**Instructions to follow**
Throughout the material below, count the lines that include the string "Каталог", then report only the resulting number.

● ● ● ● ●

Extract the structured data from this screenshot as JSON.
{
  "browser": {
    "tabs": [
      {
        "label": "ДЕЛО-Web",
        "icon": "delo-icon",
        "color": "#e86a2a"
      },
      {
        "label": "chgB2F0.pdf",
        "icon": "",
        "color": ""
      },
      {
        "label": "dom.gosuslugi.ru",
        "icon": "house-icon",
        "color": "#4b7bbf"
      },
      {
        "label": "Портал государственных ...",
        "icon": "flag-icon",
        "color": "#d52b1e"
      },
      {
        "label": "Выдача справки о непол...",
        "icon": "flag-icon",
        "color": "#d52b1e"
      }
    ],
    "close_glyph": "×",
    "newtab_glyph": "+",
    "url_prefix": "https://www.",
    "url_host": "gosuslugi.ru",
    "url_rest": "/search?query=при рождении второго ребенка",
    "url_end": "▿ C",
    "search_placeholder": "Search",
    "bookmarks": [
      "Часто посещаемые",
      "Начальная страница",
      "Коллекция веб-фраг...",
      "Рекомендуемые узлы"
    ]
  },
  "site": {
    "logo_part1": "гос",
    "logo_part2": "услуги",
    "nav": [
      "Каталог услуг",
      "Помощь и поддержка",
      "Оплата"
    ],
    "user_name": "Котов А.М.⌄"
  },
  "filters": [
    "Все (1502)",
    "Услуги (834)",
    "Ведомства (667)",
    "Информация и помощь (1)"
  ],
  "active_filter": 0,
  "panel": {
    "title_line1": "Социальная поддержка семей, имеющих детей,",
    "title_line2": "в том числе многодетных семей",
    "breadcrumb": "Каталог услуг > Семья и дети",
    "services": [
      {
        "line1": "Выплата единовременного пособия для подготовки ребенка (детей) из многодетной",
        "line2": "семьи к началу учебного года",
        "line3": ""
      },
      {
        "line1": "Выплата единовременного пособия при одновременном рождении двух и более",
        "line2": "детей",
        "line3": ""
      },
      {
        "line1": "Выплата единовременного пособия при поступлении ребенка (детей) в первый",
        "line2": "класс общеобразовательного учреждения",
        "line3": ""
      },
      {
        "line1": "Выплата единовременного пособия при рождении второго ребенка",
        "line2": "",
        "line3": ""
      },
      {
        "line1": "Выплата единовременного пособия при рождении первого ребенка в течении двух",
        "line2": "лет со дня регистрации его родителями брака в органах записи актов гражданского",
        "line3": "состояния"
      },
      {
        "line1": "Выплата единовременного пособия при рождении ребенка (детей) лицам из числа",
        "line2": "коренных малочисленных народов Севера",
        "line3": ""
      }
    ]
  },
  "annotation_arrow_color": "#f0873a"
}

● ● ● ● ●

**Written answer**
2